> **Work instruction**
Can you pull out each line of the data below that includes the word "zoom"?

*** Provided information ***

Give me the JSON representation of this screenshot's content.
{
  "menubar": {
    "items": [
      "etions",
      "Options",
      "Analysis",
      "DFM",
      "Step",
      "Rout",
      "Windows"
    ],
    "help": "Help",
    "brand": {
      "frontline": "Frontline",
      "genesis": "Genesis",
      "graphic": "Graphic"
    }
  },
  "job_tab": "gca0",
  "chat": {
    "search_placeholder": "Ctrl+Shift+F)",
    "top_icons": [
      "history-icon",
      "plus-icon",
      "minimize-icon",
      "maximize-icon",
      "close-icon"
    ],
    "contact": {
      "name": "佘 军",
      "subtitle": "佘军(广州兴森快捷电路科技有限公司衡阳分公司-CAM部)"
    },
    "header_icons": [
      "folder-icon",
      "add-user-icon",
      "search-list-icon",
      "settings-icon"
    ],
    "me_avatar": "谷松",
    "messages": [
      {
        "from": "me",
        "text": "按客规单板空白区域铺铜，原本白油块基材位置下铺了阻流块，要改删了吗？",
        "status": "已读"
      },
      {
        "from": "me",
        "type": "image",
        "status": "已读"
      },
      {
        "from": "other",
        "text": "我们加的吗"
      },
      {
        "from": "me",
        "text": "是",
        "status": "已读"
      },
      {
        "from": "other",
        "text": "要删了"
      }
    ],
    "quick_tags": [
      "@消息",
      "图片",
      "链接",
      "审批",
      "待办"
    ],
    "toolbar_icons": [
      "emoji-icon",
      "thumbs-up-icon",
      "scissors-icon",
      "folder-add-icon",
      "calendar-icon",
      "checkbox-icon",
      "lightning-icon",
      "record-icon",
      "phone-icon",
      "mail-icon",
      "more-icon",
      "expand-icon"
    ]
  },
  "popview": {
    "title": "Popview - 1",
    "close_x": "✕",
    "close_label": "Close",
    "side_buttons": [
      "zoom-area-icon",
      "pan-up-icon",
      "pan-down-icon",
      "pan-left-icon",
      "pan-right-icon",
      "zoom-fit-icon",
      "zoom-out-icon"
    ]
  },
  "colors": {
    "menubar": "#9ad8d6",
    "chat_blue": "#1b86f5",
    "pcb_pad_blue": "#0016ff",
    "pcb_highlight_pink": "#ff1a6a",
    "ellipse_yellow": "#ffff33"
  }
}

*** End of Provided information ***

> **Result of this exercise**
      "zoom-area-icon",
      "zoom-fit-icon",
      "zoom-out-icon"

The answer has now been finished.